━━━━━ Source data ━━━━━
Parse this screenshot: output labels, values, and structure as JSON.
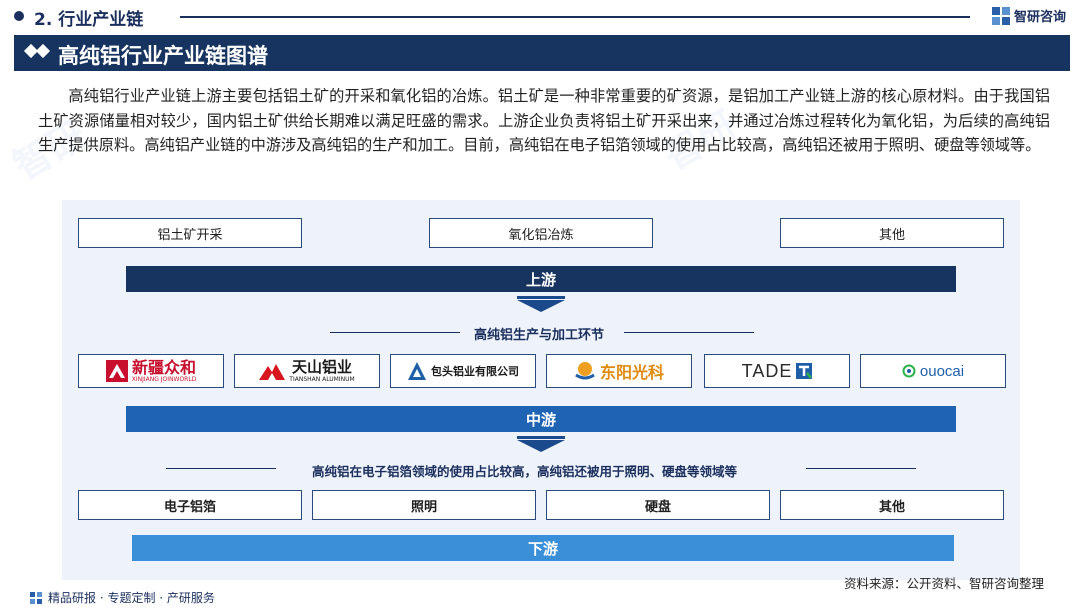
{
  "section": {
    "title": "2. 行业产业链"
  },
  "brand": {
    "name": "智研咨询",
    "logo_icon": "zhiyan-logo-icon"
  },
  "banner": {
    "title": "高纯铝行业产业链图谱",
    "icon": "double-diamond-icon"
  },
  "intro": "高纯铝行业产业链上游主要包括铝土矿的开采和氧化铝的冶炼。铝土矿是一种非常重要的矿资源，是铝加工产业链上游的核心原材料。由于我国铝土矿资源储量相对较少，国内铝土矿供给长期难以满足旺盛的需求。上游企业负责将铝土矿开采出来，并通过冶炼过程转化为氧化铝，为后续的高纯铝生产提供原料。高纯铝产业链的中游涉及高纯铝的生产和加工。目前，高纯铝在电子铝箔领域的使用占比较高，高纯铝还被用于照明、硬盘等领域等。",
  "upstream": {
    "items": [
      "铝土矿开采",
      "氧化铝冶炼",
      "其他"
    ],
    "label": "上游"
  },
  "midstream": {
    "caption": "高纯铝生产与加工环节",
    "companies": [
      {
        "name": "新疆众和",
        "sub": "XINJIANG JOINWORLD",
        "icon": "joinworld-logo-icon"
      },
      {
        "name": "天山铝业",
        "sub": "TIANSHAN ALUMINUM",
        "icon": "tianshan-logo-icon"
      },
      {
        "name": "包头铝业有限公司",
        "sub": "",
        "icon": "baotou-logo-icon"
      },
      {
        "name": "东阳光科",
        "sub": "",
        "icon": "dongyangguang-logo-icon"
      },
      {
        "name": "TADE",
        "sub": "",
        "icon": "tade-logo-icon"
      },
      {
        "name": "ouocai",
        "sub": "",
        "icon": "guocai-logo-icon"
      }
    ],
    "label": "中游"
  },
  "downstream": {
    "caption": "高纯铝在电子铝箔领域的使用占比较高，高纯铝还被用于照明、硬盘等领域等",
    "items": [
      "电子铝箔",
      "照明",
      "硬盘",
      "其他"
    ],
    "label": "下游"
  },
  "footer": {
    "left": "精品研报 · 专题定制 · 产研服务",
    "source": "资料来源：公开资料、智研咨询整理"
  },
  "colors": {
    "navy": "#17335f",
    "mid_blue": "#1f63b5",
    "light_blue": "#3a8fd8",
    "panel_bg": "#eef2fa"
  }
}
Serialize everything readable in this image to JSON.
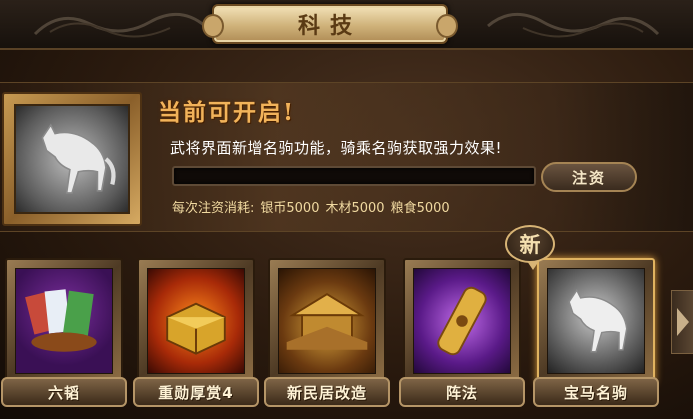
{
  "header": {
    "title": "科技"
  },
  "info": {
    "headline": "当前可开启!",
    "description": "武将界面新增名驹功能，骑乘名驹获取强力效果!",
    "progress_fraction": 0,
    "invest_label": "注资",
    "cost_label": "每次注资消耗:",
    "costs": [
      "银币5000",
      "木材5000",
      "粮食5000"
    ]
  },
  "techs": [
    {
      "label": "六韬"
    },
    {
      "label": "重勋厚赏4"
    },
    {
      "label": "新民居改造"
    },
    {
      "label": "阵法"
    },
    {
      "label": "宝马名驹"
    }
  ],
  "badge": {
    "new_label": "新"
  },
  "colors": {
    "accent": "#f2b35a",
    "frame_gold": "#c79a52",
    "selected_glow": "#e0a040"
  }
}
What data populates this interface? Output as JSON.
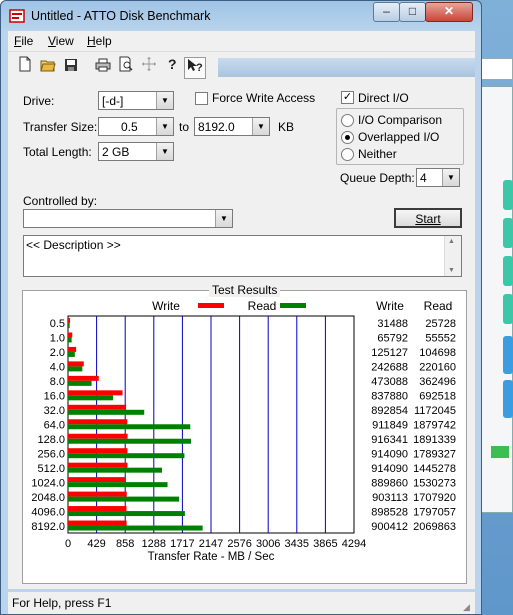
{
  "window": {
    "title": "Untitled - ATTO Disk Benchmark"
  },
  "caption_buttons": {
    "minimize": "–",
    "maximize": "□",
    "close": "✕"
  },
  "menu": [
    {
      "label": "File",
      "accel": "F",
      "rest": "ile"
    },
    {
      "label": "View",
      "accel": "V",
      "rest": "iew"
    },
    {
      "label": "Help",
      "accel": "H",
      "rest": "elp"
    }
  ],
  "toolbar": [
    "new-icon",
    "open-icon",
    "save-icon",
    "print-icon",
    "print-preview-icon",
    "move-icon",
    "help-icon",
    "context-help-icon"
  ],
  "form": {
    "drive_label": "Drive:",
    "drive_value": "[-d-]",
    "force_write_label": "Force Write Access",
    "force_write_checked": false,
    "direct_io_label": "Direct I/O",
    "direct_io_checked": true,
    "transfer_size_label": "Transfer Size:",
    "transfer_from": "0.5",
    "to_label": "to",
    "transfer_to": "8192.0",
    "kb_label": "KB",
    "total_length_label": "Total Length:",
    "total_length_value": "2 GB",
    "io_options": [
      {
        "label": "I/O Comparison",
        "checked": false
      },
      {
        "label": "Overlapped I/O",
        "checked": true
      },
      {
        "label": "Neither",
        "checked": false
      }
    ],
    "queue_depth_label": "Queue Depth:",
    "queue_depth_value": "4",
    "controlled_by_label": "Controlled by:",
    "controlled_by_value": "",
    "start_label": "Start",
    "description": "<< Description >>"
  },
  "results": {
    "title": "Test Results",
    "legend_write": "Write",
    "legend_read": "Read",
    "col_write": "Write",
    "col_read": "Read",
    "write_color": "#ff0000",
    "read_color": "#008000"
  },
  "chart_data": {
    "type": "bar",
    "orientation": "horizontal",
    "xlabel": "Transfer Rate - MB / Sec",
    "x_ticks": [
      "0",
      "429",
      "858",
      "1288",
      "1717",
      "2147",
      "2576",
      "3006",
      "3435",
      "3865",
      "4294"
    ],
    "xlim": [
      0,
      4294
    ],
    "grid": true,
    "categories": [
      "0.5",
      "1.0",
      "2.0",
      "4.0",
      "8.0",
      "16.0",
      "32.0",
      "64.0",
      "128.0",
      "256.0",
      "512.0",
      "1024.0",
      "2048.0",
      "4096.0",
      "8192.0"
    ],
    "series": [
      {
        "name": "Write",
        "values": [
          31488,
          65792,
          125127,
          242688,
          473088,
          837880,
          892854,
          911849,
          916341,
          914090,
          914090,
          889860,
          903113,
          898528,
          900412
        ]
      },
      {
        "name": "Read",
        "values": [
          25728,
          55552,
          104698,
          220160,
          362496,
          692518,
          1172045,
          1879742,
          1891339,
          1789327,
          1445278,
          1530273,
          1707920,
          1797057,
          2069863
        ]
      }
    ]
  },
  "status": {
    "text": "For Help, press F1"
  }
}
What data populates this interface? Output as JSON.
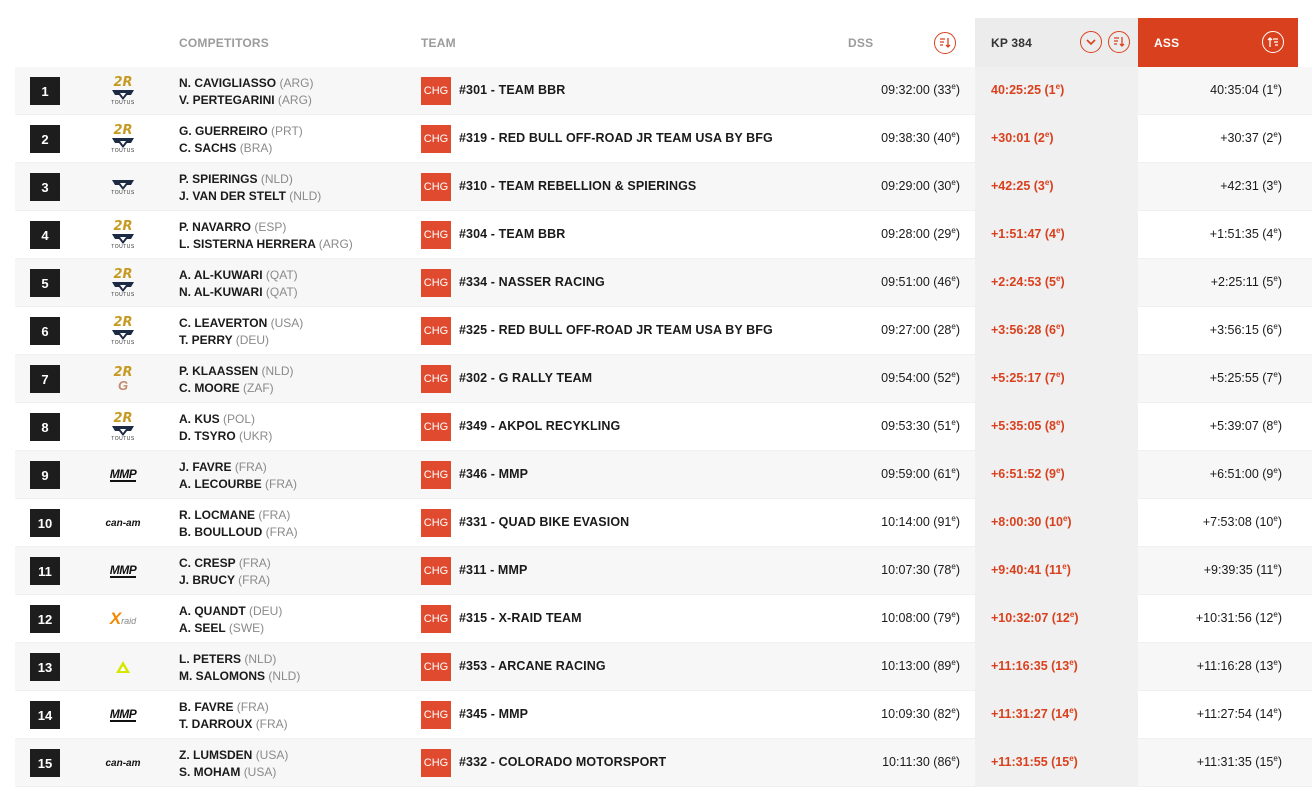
{
  "header": {
    "competitors": "COMPETITORS",
    "team": "TEAM",
    "dss": "DSS",
    "kp": "KP 384",
    "ass": "ASS"
  },
  "icons": {
    "dss_sort": "sort-descending-icon",
    "kp_expand": "chevron-down-icon",
    "kp_sort": "sort-descending-icon",
    "ass_sort": "sort-ascending-icon"
  },
  "colors": {
    "accent": "#d9411e",
    "chg": "#e04a2f",
    "rank_bg": "#1d1d1d"
  },
  "rows": [
    {
      "rank": "1",
      "logo": "2r-toutus",
      "d1": "N. CAVIGLIASSO",
      "n1": "(ARG)",
      "d2": "V. PERTEGARINI",
      "n2": "(ARG)",
      "chg": "CHG",
      "team": "#301 - TEAM BBR",
      "dss": "09:32:00 (33",
      "dss_pos": "e",
      "kp": "40:25:25 (1",
      "kp_pos": "e",
      "ass": "40:35:04 (1",
      "ass_pos": "e"
    },
    {
      "rank": "2",
      "logo": "2r-toutus",
      "d1": "G. GUERREIRO",
      "n1": "(PRT)",
      "d2": "C. SACHS",
      "n2": "(BRA)",
      "chg": "CHG",
      "team": "#319 - RED BULL OFF-ROAD JR TEAM USA BY BFG",
      "dss": "09:38:30 (40",
      "dss_pos": "e",
      "kp": "+30:01 (2",
      "kp_pos": "e",
      "ass": "+30:37 (2",
      "ass_pos": "e"
    },
    {
      "rank": "3",
      "logo": "toutus",
      "d1": "P. SPIERINGS",
      "n1": "(NLD)",
      "d2": "J. VAN DER STELT",
      "n2": "(NLD)",
      "chg": "CHG",
      "team": "#310 - TEAM REBELLION & SPIERINGS",
      "dss": "09:29:00 (30",
      "dss_pos": "e",
      "kp": "+42:25 (3",
      "kp_pos": "e",
      "ass": "+42:31 (3",
      "ass_pos": "e"
    },
    {
      "rank": "4",
      "logo": "2r-toutus",
      "d1": "P. NAVARRO",
      "n1": "(ESP)",
      "d2": "L. SISTERNA HERRERA",
      "n2": "(ARG)",
      "chg": "CHG",
      "team": "#304 - TEAM BBR",
      "dss": "09:28:00 (29",
      "dss_pos": "e",
      "kp": "+1:51:47 (4",
      "kp_pos": "e",
      "ass": "+1:51:35 (4",
      "ass_pos": "e"
    },
    {
      "rank": "5",
      "logo": "2r-toutus",
      "d1": "A. AL-KUWARI",
      "n1": "(QAT)",
      "d2": "N. AL-KUWARI",
      "n2": "(QAT)",
      "chg": "CHG",
      "team": "#334 - NASSER RACING",
      "dss": "09:51:00 (46",
      "dss_pos": "e",
      "kp": "+2:24:53 (5",
      "kp_pos": "e",
      "ass": "+2:25:11 (5",
      "ass_pos": "e"
    },
    {
      "rank": "6",
      "logo": "2r-toutus",
      "d1": "C. LEAVERTON",
      "n1": "(USA)",
      "d2": "T. PERRY",
      "n2": "(DEU)",
      "chg": "CHG",
      "team": "#325 - RED BULL OFF-ROAD JR TEAM USA BY BFG",
      "dss": "09:27:00 (28",
      "dss_pos": "e",
      "kp": "+3:56:28 (6",
      "kp_pos": "e",
      "ass": "+3:56:15 (6",
      "ass_pos": "e"
    },
    {
      "rank": "7",
      "logo": "2r-g",
      "d1": "P. KLAASSEN",
      "n1": "(NLD)",
      "d2": "C. MOORE",
      "n2": "(ZAF)",
      "chg": "CHG",
      "team": "#302 - G RALLY TEAM",
      "dss": "09:54:00 (52",
      "dss_pos": "e",
      "kp": "+5:25:17 (7",
      "kp_pos": "e",
      "ass": "+5:25:55 (7",
      "ass_pos": "e"
    },
    {
      "rank": "8",
      "logo": "2r-toutus",
      "d1": "A. KUS",
      "n1": "(POL)",
      "d2": "D. TSYRO",
      "n2": "(UKR)",
      "chg": "CHG",
      "team": "#349 - AKPOL RECYKLING",
      "dss": "09:53:30 (51",
      "dss_pos": "e",
      "kp": "+5:35:05 (8",
      "kp_pos": "e",
      "ass": "+5:39:07 (8",
      "ass_pos": "e"
    },
    {
      "rank": "9",
      "logo": "mmp",
      "d1": "J. FAVRE",
      "n1": "(FRA)",
      "d2": "A. LECOURBE",
      "n2": "(FRA)",
      "chg": "CHG",
      "team": "#346 - MMP",
      "dss": "09:59:00 (61",
      "dss_pos": "e",
      "kp": "+6:51:52 (9",
      "kp_pos": "e",
      "ass": "+6:51:00 (9",
      "ass_pos": "e"
    },
    {
      "rank": "10",
      "logo": "canam",
      "d1": "R. LOCMANE",
      "n1": "(FRA)",
      "d2": "B. BOULLOUD",
      "n2": "(FRA)",
      "chg": "CHG",
      "team": "#331 - QUAD BIKE EVASION",
      "dss": "10:14:00 (91",
      "dss_pos": "e",
      "kp": "+8:00:30 (10",
      "kp_pos": "e",
      "ass": "+7:53:08 (10",
      "ass_pos": "e"
    },
    {
      "rank": "11",
      "logo": "mmp",
      "d1": "C. CRESP",
      "n1": "(FRA)",
      "d2": "J. BRUCY",
      "n2": "(FRA)",
      "chg": "CHG",
      "team": "#311 - MMP",
      "dss": "10:07:30 (78",
      "dss_pos": "e",
      "kp": "+9:40:41 (11",
      "kp_pos": "e",
      "ass": "+9:39:35 (11",
      "ass_pos": "e"
    },
    {
      "rank": "12",
      "logo": "xraid",
      "d1": "A. QUANDT",
      "n1": "(DEU)",
      "d2": "A. SEEL",
      "n2": "(SWE)",
      "chg": "CHG",
      "team": "#315 - X-RAID TEAM",
      "dss": "10:08:00 (79",
      "dss_pos": "e",
      "kp": "+10:32:07 (12",
      "kp_pos": "e",
      "ass": "+10:31:56 (12",
      "ass_pos": "e"
    },
    {
      "rank": "13",
      "logo": "arcane",
      "d1": "L. PETERS",
      "n1": "(NLD)",
      "d2": "M. SALOMONS",
      "n2": "(NLD)",
      "chg": "CHG",
      "team": "#353 - ARCANE RACING",
      "dss": "10:13:00 (89",
      "dss_pos": "e",
      "kp": "+11:16:35 (13",
      "kp_pos": "e",
      "ass": "+11:16:28 (13",
      "ass_pos": "e"
    },
    {
      "rank": "14",
      "logo": "mmp",
      "d1": "B. FAVRE",
      "n1": "(FRA)",
      "d2": "T. DARROUX",
      "n2": "(FRA)",
      "chg": "CHG",
      "team": "#345 - MMP",
      "dss": "10:09:30 (82",
      "dss_pos": "e",
      "kp": "+11:31:27 (14",
      "kp_pos": "e",
      "ass": "+11:27:54 (14",
      "ass_pos": "e"
    },
    {
      "rank": "15",
      "logo": "canam",
      "d1": "Z. LUMSDEN",
      "n1": "(USA)",
      "d2": "S. MOHAM",
      "n2": "(USA)",
      "chg": "CHG",
      "team": "#332 - COLORADO MOTORSPORT",
      "dss": "10:11:30 (86",
      "dss_pos": "e",
      "kp": "+11:31:55 (15",
      "kp_pos": "e",
      "ass": "+11:31:35 (15",
      "ass_pos": "e"
    }
  ]
}
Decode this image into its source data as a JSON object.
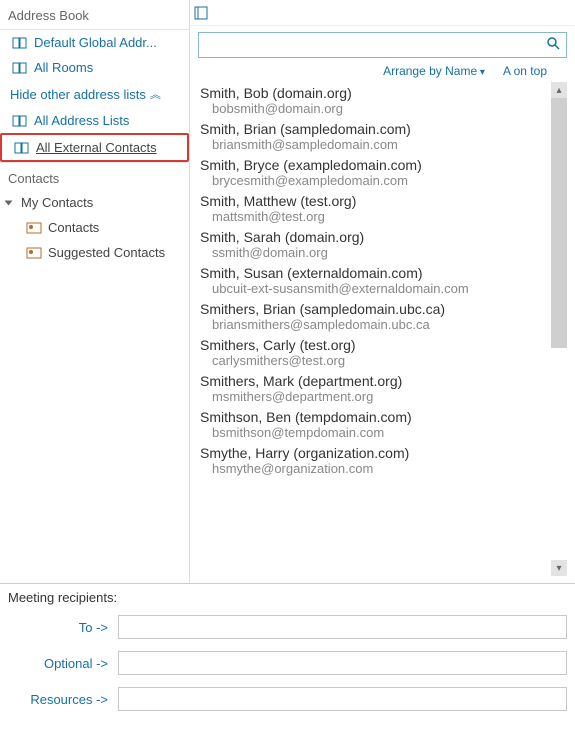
{
  "sidebar": {
    "header": "Address Book",
    "items": [
      {
        "label": "Default Global Addr...",
        "type": "link"
      },
      {
        "label": "All Rooms",
        "type": "link"
      }
    ],
    "hide_link": "Hide other address lists",
    "more_items": [
      {
        "label": "All Address Lists",
        "type": "link"
      },
      {
        "label": "All External Contacts",
        "selected": true
      }
    ],
    "contacts_header": "Contacts",
    "my_contacts": "My Contacts",
    "contacts_sub": [
      {
        "label": "Contacts"
      },
      {
        "label": "Suggested Contacts"
      }
    ]
  },
  "toolbar": {
    "arrange_label": "Arrange by Name",
    "aontop": "A on top"
  },
  "search": {
    "placeholder": ""
  },
  "contacts": [
    {
      "name": "Smith, Bob (domain.org)",
      "email": "bobsmith@domain.org"
    },
    {
      "name": "Smith, Brian (sampledomain.com)",
      "email": "briansmith@sampledomain.com"
    },
    {
      "name": "Smith, Bryce (exampledomain.com)",
      "email": "brycesmith@exampledomain.com"
    },
    {
      "name": "Smith, Matthew (test.org)",
      "email": "mattsmith@test.org"
    },
    {
      "name": "Smith, Sarah (domain.org)",
      "email": "ssmith@domain.org"
    },
    {
      "name": "Smith, Susan (externaldomain.com)",
      "email": "ubcuit-ext-susansmith@externaldomain.com"
    },
    {
      "name": "Smithers, Brian (sampledomain.ubc.ca)",
      "email": "briansmithers@sampledomain.ubc.ca"
    },
    {
      "name": "Smithers, Carly (test.org)",
      "email": "carlysmithers@test.org"
    },
    {
      "name": "Smithers, Mark (department.org)",
      "email": "msmithers@department.org"
    },
    {
      "name": "Smithson, Ben (tempdomain.com)",
      "email": "bsmithson@tempdomain.com"
    },
    {
      "name": "Smythe, Harry (organization.com)",
      "email": "hsmythe@organization.com"
    }
  ],
  "meeting": {
    "title": "Meeting recipients:",
    "to": "To ->",
    "optional": "Optional ->",
    "resources": "Resources ->"
  }
}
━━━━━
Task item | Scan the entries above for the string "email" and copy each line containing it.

Task answer |
      "email": "bobsmith@domain.org"
      "email": "briansmith@sampledomain.com"
      "email": "brycesmith@exampledomain.com"
      "email": "mattsmith@test.org"
      "email": "ssmith@domain.org"
      "email": "ubcuit-ext-susansmith@externaldomain.com"
      "email": "briansmithers@sampledomain.ubc.ca"
      "email": "carlysmithers@test.org"
      "email": "msmithers@department.org"
      "email": "bsmithson@tempdomain.com"
      "email": "hsmythe@organization.com"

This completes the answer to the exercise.